Being from Pittsburgh it is impossible to escape the Steelers and in fact we can learn a great deal from what plays Coach Tomlin calls and when he calls them in order to gain momentum for his team or stop the other team from getting back into the game.
So to really simplify things lets look at the two options a coach has in football, they can either pass or run. Passing is a risky play but has greater rewards. Running is a safer play but has less rewards. So what does Coach Tomlin call when his team is behind in the score? He calls a pass play in order to try and make a big play and change the momentum of the game. What does Coach Tomlin call when his team is ahead in the score? He calls a run play to be safe and keep any big plays from happening and giving momentum to the other team.
Smart tennis players can apply this same concept to their own games.

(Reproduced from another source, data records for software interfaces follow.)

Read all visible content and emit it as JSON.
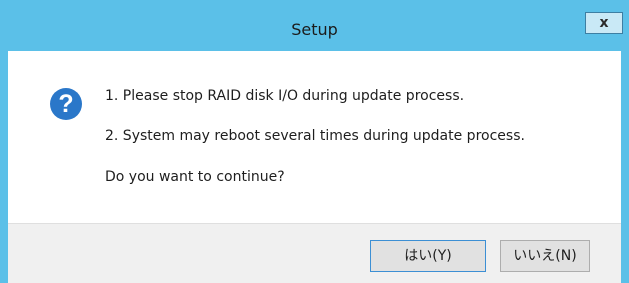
{
  "window": {
    "title": "Setup",
    "close_label": "x"
  },
  "message": {
    "icon": "question-icon",
    "icon_glyph": "?",
    "line1": "1. Please stop RAID disk I/O during update process.",
    "line2": "2. System may reboot several times during update process.",
    "line3": "Do you want to continue?"
  },
  "buttons": {
    "yes_label": "はい(Y)",
    "no_label": "いいえ(N)"
  },
  "colors": {
    "titlebar": "#5bc0e8",
    "icon": "#2a77c9"
  }
}
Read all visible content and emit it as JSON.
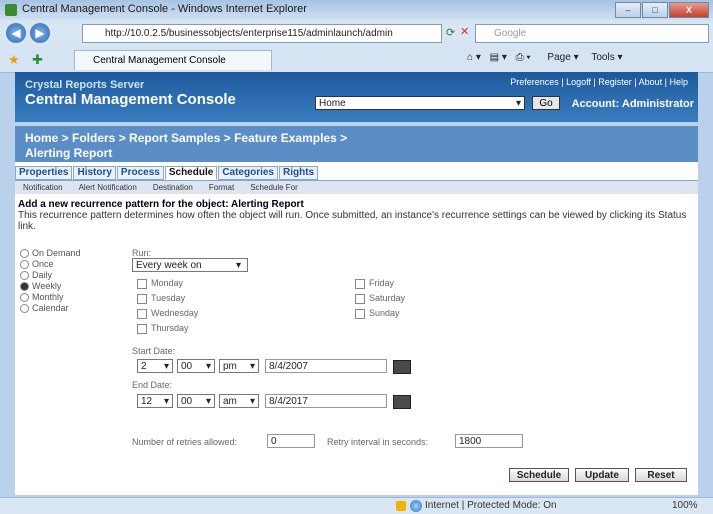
{
  "window": {
    "title": "Central Management Console - Windows Internet Explorer",
    "btn_min": "–",
    "btn_max": "□",
    "btn_close": "X"
  },
  "address": {
    "url": "http://10.0.2.5/businessobjects/enterprise115/adminlaunch/admin",
    "search_placeholder": "Google"
  },
  "tab": {
    "label": "Central Management Console"
  },
  "toolbar": {
    "page": "Page",
    "tools": "Tools"
  },
  "cms": {
    "subtitle": "Crystal Reports Server",
    "title": "Central Management Console",
    "links": "Preferences | Logoff | Register | About | Help",
    "home_select": "Home",
    "go": "Go",
    "account": "Account: Administrator"
  },
  "breadcrumb": {
    "line1": "Home > Folders > Report Samples > Feature Examples >",
    "line2": "Alerting Report"
  },
  "tabs": [
    "Properties",
    "History",
    "Process",
    "Schedule",
    "Categories",
    "Rights"
  ],
  "subtabs": [
    "Notification",
    "Alert Notification",
    "Destination",
    "Format",
    "Schedule For"
  ],
  "heading": "Add a new recurrence pattern for the object: Alerting Report",
  "description": "This recurrence pattern determines how often the object will run. Once submitted, an instance's recurrence settings can be viewed by clicking its Status link.",
  "recurrence": [
    "On Demand",
    "Once",
    "Daily",
    "Weekly",
    "Monthly",
    "Calendar"
  ],
  "run_label": "Run:",
  "run_value": "Every week on",
  "days_left": [
    "Monday",
    "Tuesday",
    "Wednesday",
    "Thursday"
  ],
  "days_right": [
    "Friday",
    "Saturday",
    "Sunday"
  ],
  "start": {
    "label": "Start Date:",
    "hour": "2",
    "min": "00",
    "ampm": "pm",
    "date": "8/4/2007"
  },
  "end": {
    "label": "End Date:",
    "hour": "12",
    "min": "00",
    "ampm": "am",
    "date": "8/4/2017"
  },
  "retries": {
    "label": "Number of retries allowed:",
    "value": "0"
  },
  "retry_interval": {
    "label": "Retry interval in seconds:",
    "value": "1800"
  },
  "buttons": {
    "schedule": "Schedule",
    "update": "Update",
    "reset": "Reset"
  },
  "status": {
    "zone": "Internet | Protected Mode: On",
    "zoom": "100%"
  }
}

When they are behind in a game say 0-30 they should try to attack and take bigger risks because they must try and switch the momentum back on their side. At the same time when they are ahead say 30-0 they should have a safer shot selection and try to keep their opponent from making big shots to switch the momentum in the game. This is a very simplified version of the concepts I teach my high-performance and varsity high school players because they have to learn how to coach themselves and make the right decisions in a match. By the time I get to talk to them at a change over during a high school match its already too late.

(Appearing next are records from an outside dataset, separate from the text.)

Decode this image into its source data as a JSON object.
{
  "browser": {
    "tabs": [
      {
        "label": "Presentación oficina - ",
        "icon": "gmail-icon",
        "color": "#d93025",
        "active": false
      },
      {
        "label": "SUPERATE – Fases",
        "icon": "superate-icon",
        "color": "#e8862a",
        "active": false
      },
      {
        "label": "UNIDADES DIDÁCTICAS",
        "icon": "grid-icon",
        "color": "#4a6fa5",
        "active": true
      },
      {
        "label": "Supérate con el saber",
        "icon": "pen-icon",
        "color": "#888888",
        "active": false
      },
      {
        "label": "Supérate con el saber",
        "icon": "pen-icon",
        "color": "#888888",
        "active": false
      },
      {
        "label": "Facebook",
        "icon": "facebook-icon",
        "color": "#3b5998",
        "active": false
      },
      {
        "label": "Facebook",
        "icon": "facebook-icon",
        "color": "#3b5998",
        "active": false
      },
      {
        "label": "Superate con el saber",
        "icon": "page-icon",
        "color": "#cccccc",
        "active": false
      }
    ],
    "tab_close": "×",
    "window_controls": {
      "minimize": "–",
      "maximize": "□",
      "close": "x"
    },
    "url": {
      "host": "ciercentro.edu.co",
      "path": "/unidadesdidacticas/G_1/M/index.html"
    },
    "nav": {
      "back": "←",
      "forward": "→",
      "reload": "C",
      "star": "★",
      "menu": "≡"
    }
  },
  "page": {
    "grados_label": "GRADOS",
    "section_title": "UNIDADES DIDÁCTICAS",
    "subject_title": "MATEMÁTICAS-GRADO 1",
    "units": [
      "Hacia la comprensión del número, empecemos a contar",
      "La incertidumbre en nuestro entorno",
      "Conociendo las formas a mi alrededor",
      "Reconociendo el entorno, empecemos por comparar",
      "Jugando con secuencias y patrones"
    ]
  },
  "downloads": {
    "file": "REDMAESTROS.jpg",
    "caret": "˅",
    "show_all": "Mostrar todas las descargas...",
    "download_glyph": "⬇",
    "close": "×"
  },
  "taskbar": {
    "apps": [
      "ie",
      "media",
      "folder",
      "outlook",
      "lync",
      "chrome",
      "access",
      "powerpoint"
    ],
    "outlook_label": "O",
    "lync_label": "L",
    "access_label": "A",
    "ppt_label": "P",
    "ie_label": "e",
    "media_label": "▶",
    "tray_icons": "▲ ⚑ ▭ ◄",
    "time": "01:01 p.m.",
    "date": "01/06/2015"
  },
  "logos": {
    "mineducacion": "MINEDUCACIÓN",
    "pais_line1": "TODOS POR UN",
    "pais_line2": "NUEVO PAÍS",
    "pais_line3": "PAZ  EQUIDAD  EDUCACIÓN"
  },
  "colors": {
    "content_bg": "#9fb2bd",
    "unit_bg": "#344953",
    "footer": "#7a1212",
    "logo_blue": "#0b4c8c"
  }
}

Tennis is very different from football and most team sports because there is a head coach who calls the plays. The coach tells the quarterback when to throw and when to pass and all they have to do is execute. Tennis is unique because players must not only be the athlete performing the task but also the coach calling the plays. In my opinion this combination of athletic ability and thought is what makes tennis the greatest game in the world.